Learn How to Play Poker

Poker is a card game that involves betting among players. It is a game of skill and luck and can be very addicting. It is also a great way to meet new people and make friends. The goal of the game is to have the highest ranking hand of cards, or as many chips as possible when the final hands are revealed. The player who has the highest ranked hand wins the “pot” which is all of the money that was bet during that specific hand. If no one has a high enough hand then the dealer will win the pot.

When you are learning to play poker it is important to remember that it takes time and dedication to be a good player. You will make mistakes and lose big pots, but that is all part of the process. It is also very important to learn from your mistakes and not let them get you down. Just keep playing and learning, and eventually you will get it right.

In poker there are several things that can affect the outcome of a hand, such as how many other players call your bet and whether or not you have the best hand. The best way to increase your chances of winning is by raising your bets when you have the best hand and not calling when you have a weak one.

The first step to becoming a better poker player is understanding how to read the other players at your table. There are a lot of different ways to do this, including subtle physical tells like scratching your nose or nervously playing with your chips. However, most of the time it comes down to reading patterns.
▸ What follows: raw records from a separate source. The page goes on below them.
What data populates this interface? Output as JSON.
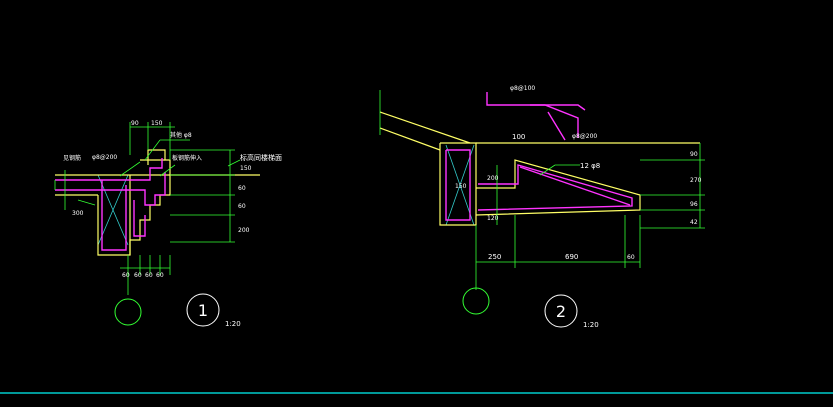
{
  "colors": {
    "background": "#000000",
    "outline": "#ffff66",
    "rebar": "#ff33ff",
    "dimension": "#33ff33",
    "hatch": "#33cccc",
    "label": "#ffffff",
    "bottom_line": "#00cccc"
  },
  "detail1": {
    "dims_top": [
      "90",
      "150"
    ],
    "dims_right": [
      "150",
      "60",
      "60",
      "200"
    ],
    "dims_bottom": [
      "60",
      "60",
      "60",
      "60"
    ],
    "dim_left": "300",
    "rebar_label_1": "φ8@200",
    "rebar_label_2": "其他 φ8",
    "label_left": "见钢筋",
    "label_mid": "板钢筋伸入",
    "label_right": "标高同楼梯面",
    "axis_label": "",
    "number": "1",
    "scale": "1:20"
  },
  "detail2": {
    "rebar_label_top": "φ8@100",
    "rebar_label_mid": "φ8@200",
    "dim_100": "100",
    "bar_label": "12 φ8",
    "dims_left": [
      "150",
      "200",
      "120"
    ],
    "dims_right": [
      "90",
      "270",
      "96",
      "42"
    ],
    "dims_bottom": [
      "250",
      "690",
      "60"
    ],
    "axis_label": "",
    "number": "2",
    "scale": "1:20"
  }
}
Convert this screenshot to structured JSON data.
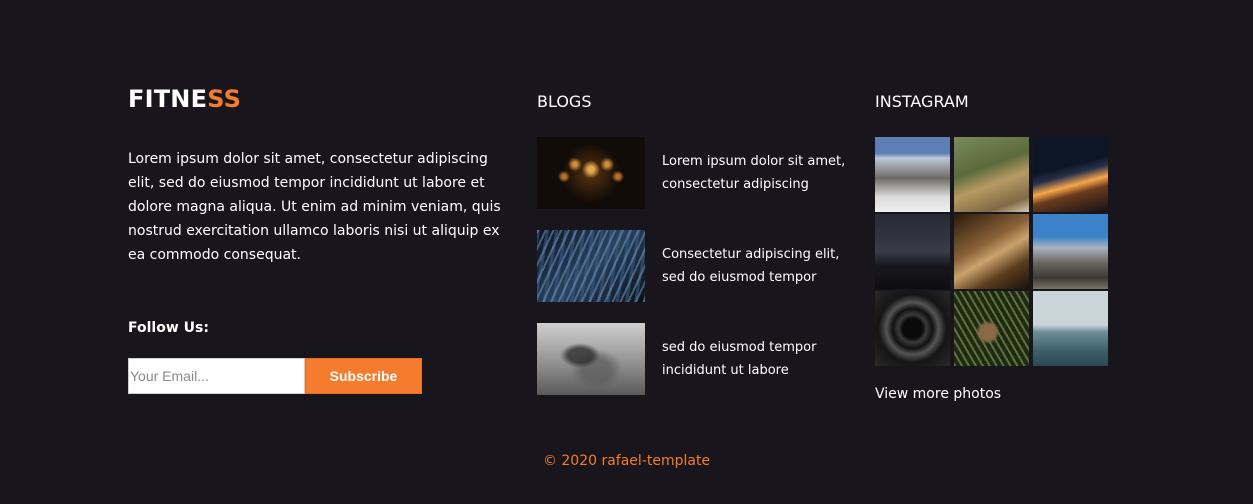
{
  "about": {
    "brand_part1": "FITNE",
    "brand_part2": "SS",
    "text": "Lorem ipsum dolor sit amet, consectetur adipiscing elit, sed do eiusmod tempor incididunt ut labore et dolore magna aliqua. Ut enim ad minim veniam, quis nostrud exercitation ullamco laboris nisi ut aliquip ex ea commodo consequat.",
    "follow_label": "Follow Us:",
    "email_placeholder": "Your Email...",
    "subscribe_label": "Subscribe"
  },
  "blogs": {
    "title": "BLOGS",
    "items": [
      {
        "text": "Lorem ipsum dolor sit amet, consectetur adipiscing"
      },
      {
        "text": "Consectetur adipiscing elit, sed do eiusmod tempor"
      },
      {
        "text": "sed do eiusmod tempor incididunt ut labore"
      }
    ]
  },
  "instagram": {
    "title": "INSTAGRAM",
    "view_more": "View more photos"
  },
  "footer": {
    "copyright": "© 2020 rafael-template"
  },
  "colors": {
    "accent": "#f57c2c",
    "background": "#18151c"
  }
}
If a player calls a lot of bets and then raises dramatically you can assume that they are holding a strong hand.

It is also important to understand how to play the different positions in poker. Early positions like EP and MP are generally very tight and should only be opened with very strong hands. In the later positions you can open your range slightly but should still only play strong hands.

Another very important aspect of the game is knowing how to use the community cards. When the flop is dealt the community cards are placed on the table and anyone can use them to improve their hand. Once the flop is revealed there will be another betting round and then the showdown can take place.

It is also a good idea to be aggressive in your betting. This will often put your opponent in a difficult situation. If you raise your bets when you have a strong hand, they will probably fold and this will help you win more pots. In the end, a good poker player is aggressive and doesn’t get too emotional or superstitious about the game. This will enable them to break even and then start winning at a higher rate.